Friday 27 April
Ju’s in-laws originate from Fishguard so I propose a trip there for the morning and a walk on the beach in the afternoon. We whiz through Newport, eyes left for Y Mochyn Drwg (looking good, Brown Mouse) and dismount at Lower Town Fishguard, scene of many exciting escapades for me, Tom and the boat (no, no, I can’t talk about the boat yet). Then it’s into town where I suggest a walk round the West Wales Gallery, which shows some great work in a fabulous location. Three hours then gets swallowed up by an unprecedented outbreak of shopping the like of which Fishguard has never seen.

In the afternoon we head for the long golden sands of a local beach. A couple on the first day of their hols have got lost and ask for directions to the pub they started from. I reassure them that they’re on the right track and that we’ve just come from there ourselves. ‘How long have you been walking?’ the man asks, trying to gauge the distance. ‘About four days,’ Ju replies naughtily.

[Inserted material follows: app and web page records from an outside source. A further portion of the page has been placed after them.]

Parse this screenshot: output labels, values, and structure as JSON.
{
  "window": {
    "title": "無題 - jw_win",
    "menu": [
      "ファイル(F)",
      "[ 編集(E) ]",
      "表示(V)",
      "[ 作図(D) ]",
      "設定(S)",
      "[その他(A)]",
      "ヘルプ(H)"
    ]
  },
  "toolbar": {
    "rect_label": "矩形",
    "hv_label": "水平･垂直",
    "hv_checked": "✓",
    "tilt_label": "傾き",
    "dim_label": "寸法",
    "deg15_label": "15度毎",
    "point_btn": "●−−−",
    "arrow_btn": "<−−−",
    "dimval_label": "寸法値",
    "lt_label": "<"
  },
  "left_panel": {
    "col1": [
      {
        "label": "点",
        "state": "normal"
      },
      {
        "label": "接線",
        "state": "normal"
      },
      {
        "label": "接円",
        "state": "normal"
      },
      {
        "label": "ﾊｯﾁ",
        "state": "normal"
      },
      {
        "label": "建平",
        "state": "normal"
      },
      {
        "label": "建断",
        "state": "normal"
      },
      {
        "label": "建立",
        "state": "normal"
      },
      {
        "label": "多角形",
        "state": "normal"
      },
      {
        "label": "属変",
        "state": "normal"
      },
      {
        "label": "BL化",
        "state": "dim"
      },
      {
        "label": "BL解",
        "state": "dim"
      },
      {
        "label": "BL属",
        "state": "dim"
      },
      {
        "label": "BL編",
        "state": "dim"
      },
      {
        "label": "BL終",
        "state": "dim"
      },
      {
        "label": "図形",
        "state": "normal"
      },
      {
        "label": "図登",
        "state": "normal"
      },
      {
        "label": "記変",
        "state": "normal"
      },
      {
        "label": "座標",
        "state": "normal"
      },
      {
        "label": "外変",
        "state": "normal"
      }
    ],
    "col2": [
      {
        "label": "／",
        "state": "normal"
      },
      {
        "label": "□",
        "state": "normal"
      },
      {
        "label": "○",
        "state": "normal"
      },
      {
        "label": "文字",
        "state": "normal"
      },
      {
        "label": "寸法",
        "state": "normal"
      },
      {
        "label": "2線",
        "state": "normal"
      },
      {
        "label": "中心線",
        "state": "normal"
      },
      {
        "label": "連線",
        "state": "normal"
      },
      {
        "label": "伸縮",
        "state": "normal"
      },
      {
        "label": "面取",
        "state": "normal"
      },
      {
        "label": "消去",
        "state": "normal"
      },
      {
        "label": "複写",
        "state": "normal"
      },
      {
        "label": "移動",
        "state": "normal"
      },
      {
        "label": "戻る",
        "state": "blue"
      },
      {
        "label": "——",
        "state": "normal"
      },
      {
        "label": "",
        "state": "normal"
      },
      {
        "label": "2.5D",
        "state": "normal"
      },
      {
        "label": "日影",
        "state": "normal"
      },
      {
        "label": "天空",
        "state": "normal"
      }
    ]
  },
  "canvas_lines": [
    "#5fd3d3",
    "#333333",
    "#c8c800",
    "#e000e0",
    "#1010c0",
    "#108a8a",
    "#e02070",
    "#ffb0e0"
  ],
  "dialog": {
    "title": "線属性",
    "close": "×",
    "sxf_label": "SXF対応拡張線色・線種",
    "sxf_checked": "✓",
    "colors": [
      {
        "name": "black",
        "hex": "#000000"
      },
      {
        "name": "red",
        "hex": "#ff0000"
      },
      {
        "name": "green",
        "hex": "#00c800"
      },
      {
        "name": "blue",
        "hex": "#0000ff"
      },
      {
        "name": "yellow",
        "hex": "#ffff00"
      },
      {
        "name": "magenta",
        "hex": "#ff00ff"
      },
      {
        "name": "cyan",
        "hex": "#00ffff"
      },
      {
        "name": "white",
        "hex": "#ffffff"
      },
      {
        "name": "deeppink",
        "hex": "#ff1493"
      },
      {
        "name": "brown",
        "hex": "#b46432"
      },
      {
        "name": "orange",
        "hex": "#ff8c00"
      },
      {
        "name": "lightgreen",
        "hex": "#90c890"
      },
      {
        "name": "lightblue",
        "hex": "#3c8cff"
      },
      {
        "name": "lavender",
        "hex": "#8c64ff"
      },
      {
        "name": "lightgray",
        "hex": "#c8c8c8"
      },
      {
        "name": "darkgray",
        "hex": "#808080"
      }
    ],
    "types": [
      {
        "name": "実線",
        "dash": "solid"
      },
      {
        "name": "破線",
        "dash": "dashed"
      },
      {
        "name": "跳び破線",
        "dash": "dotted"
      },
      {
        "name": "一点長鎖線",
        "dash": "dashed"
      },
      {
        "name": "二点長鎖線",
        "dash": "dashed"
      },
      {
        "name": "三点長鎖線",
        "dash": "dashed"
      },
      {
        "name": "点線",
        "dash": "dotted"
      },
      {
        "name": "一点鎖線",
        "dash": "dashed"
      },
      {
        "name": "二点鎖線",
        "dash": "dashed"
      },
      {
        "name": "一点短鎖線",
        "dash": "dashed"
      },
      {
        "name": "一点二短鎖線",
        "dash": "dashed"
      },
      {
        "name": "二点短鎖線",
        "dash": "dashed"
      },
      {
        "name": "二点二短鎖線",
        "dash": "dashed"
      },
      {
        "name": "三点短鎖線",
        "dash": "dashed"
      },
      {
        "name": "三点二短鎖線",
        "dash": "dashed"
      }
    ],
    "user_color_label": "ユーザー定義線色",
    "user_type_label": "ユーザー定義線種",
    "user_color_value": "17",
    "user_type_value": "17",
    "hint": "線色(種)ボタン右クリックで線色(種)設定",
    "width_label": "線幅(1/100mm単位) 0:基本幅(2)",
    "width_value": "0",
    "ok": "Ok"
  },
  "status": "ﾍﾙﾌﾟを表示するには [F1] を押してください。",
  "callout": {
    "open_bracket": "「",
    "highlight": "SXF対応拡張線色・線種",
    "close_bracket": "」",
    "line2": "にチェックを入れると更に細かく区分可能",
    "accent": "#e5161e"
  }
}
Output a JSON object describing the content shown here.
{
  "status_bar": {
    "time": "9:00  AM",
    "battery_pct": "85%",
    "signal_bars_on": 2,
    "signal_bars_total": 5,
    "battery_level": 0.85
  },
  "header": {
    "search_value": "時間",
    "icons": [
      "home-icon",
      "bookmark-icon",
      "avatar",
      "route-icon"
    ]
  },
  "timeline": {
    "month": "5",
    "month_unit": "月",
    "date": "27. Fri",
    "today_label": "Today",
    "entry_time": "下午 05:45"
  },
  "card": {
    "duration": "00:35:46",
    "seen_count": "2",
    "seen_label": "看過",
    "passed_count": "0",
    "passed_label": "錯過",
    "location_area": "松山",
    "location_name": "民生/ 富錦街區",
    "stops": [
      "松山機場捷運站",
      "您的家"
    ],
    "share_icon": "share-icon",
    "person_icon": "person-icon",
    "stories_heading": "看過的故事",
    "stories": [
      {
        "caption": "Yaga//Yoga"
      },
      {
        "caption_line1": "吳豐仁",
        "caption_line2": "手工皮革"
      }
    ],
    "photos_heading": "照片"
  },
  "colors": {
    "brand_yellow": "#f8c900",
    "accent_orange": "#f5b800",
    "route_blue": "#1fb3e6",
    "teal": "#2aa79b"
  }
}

Rosemary, who is a trainee counsellor, makes us pick any bits of flotsam and jetsam that attract us, so she can practise her new skills on us. We then sit in the dunes, sun on our backs and the blue ribbon of the sea ahead of us, comparing finds. Just for the record I pick up a bleached twig that reminds me of a magic wand and a heart-shaped stone that neatly fits in the palm of my hand. Make of that what you will.

Before dinner we liberate Tom from the hot stove he’s been slaving over for our benefit all afternoon, and I make everyone except Haze, who is recovering from an op, climb the hill at Mwnt. It’s only when we reach the top that I discover that Ann doesn’t like heights so has made a truly heroic climb. Even better Haze has taken photos of us all so Ann’s bravery is on record.

Back home it’s time for more bubbly. It’s a year since we moved to the house. What a year it’s been and what a way to celebrate!

Saturday 28 April
More walking for the Ace Gang – poor things, it’s only writing this down which has made me realise how hard they had to work. I march them round the long loop of the village. In the afternoon it’s Cardigan’s answer to the Pamplona bull run, Barley Saturday, when prized stallions are raced through the narrow streets with the merest nod to health and safety (Good! Makes a change to see something really exciting). May I remind you, girls, you were supposed to be looking at the horses NOT that yummy police officer’s bottom!!

After all that ogling the Ace Gang retire to the nearest hostelry where we find ourselves in the most unexpectedly tranquil courtyard surrounded by curling vines, lantern like abutilon and scented geraniums. The girls drink Felinfoel but I’m driving so have to nurse a diet coke. There follows another marathon shop (no, I don’t know how it’s possible in Cardigan either, but these women have superhuman powers). I am only revived by the smell of huge roast dinner with all the trimmings prepared by Tom as we walk through the door.

Sunday 29 April
We make the most of last minute photo calls, hugging and wiping away tears before I drive the Ace Gang back to Carmarthen. They come close to missing their coach because the shops are open when we arrive. I have to race ahead to tell the driver there are four more passengers!

Monday 30 April
I feel ‘wedi blino’ after my weekend of excess but still enjoy my Welsh class. At home I pick up the book I bought with the Sunday Times whilst waiting for the Ace Gang to finish shopping. I don’t put the book down again until I’ve finished it, so for a quirky and evocative account of a country childhood I’d thoroughly recommend Xandra Bingley’s ‘Bertie, May and Mrs Fish’.

Tuesday 1 May
No one describes the magic of May better that Jilly Cooper who has an unrepeatable little rhyme to celebrate May Day. Tom and I are up early to welcome the new month in – he on his bike and me running (well, what else did you think I meant?). Something beastly stings me on the foot to stop me getting too carried away about the joys of nature.

Back home Tom hears from Stepson 2 who tells him that lots of exciting things are happening to the band in June. This reminds me that nothing exciting will happen to me unless I get off my backside and start doing something. Spend the rest of the day tearing holes in Novel 2 and beating myself up. Now, if I work hard ‘Home Thoughts’ next week should be a straightforward account of how many words I’ve written every day… or maybe not.

Hwyl fawr!